Well, not me, per se, but two of my manuscripts.
I’d sent the first few chapters, and a synopsis, to open calls for submissions to UK-based publishing houses. For my historical fiction with elements of fantasy, I received a polite note from Gollancz to the effect that it’s a ‘neat’ idea, but they don’t want it. For my YA urban fantasy, Hodder & Stoughton sent an email saying it had gone through to the stage where more than one person had read it, and liked it, but they don’t want it.
I’m still waiting to hear back on another submission for one of the manuscripts, and, you know, hope springs eternal, etc, etc, but, honestly, I love those stories and it makes me sad to see them rejected.
On the plus side, though, what’s a writer without a few good rejection stories, hey?
I know (tick all that apply) – happy, – smug, – published, – validated, – celebrating.

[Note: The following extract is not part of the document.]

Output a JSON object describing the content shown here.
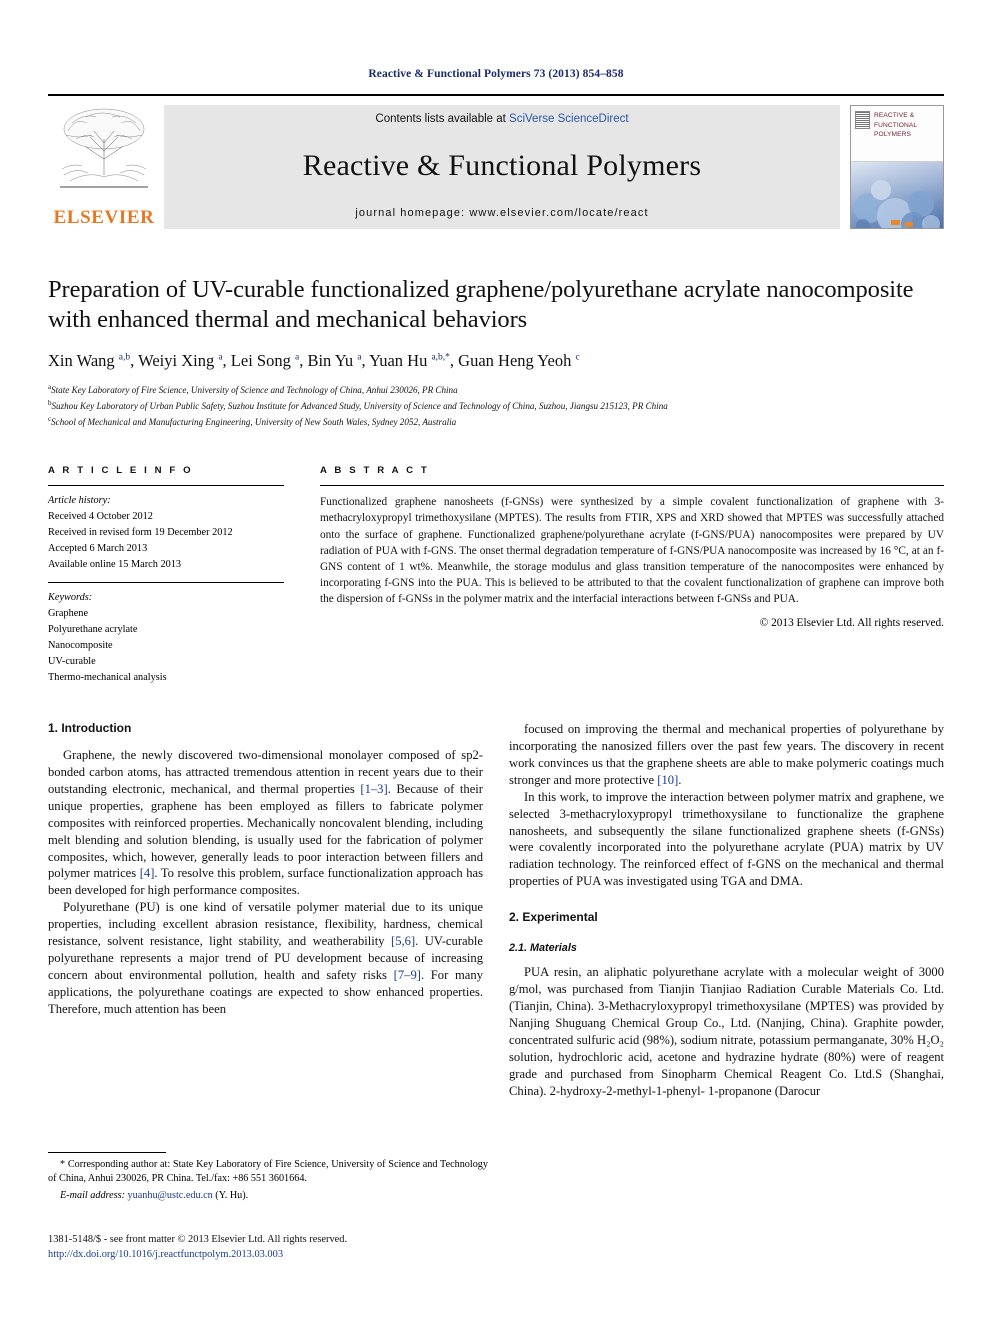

So, one year and one month later and I’m not yet eating my masterclass chocolate frog that I promised myself would be my reward for becoming a published author. Damn it all – I should have promised myself that treat just for finishing writing a book, but thus speaks the wisdom of hindsight.
Anyway, no wallowing in self-doubt, self-recriminations or sulfuric acid. If you look carefully at the image above you’ll see my green Fiona McIntosh Masterclass pen has acquired a bend. But it’s not a broken pen – it’s the world smacking me on the side of the head with a metaphor.
The pen was on loan to my adorable spawnlet, and he somehow managed to crush it in the folding seat mechanism of the back of the car. But – here’s the sunny side thing – it still writes. Really well. And it still clicks in and out. And now it kind of hugs my hand a little bit, as I use it. Nice.
I could say it was a happy accident. I could say that, like Fiona, her pen exhibits grace under pressure, resilience and persistence. But, instead, I tell you – I AM THE PEN. A little bit crushed and bent (by rejection) but still writing. Really well.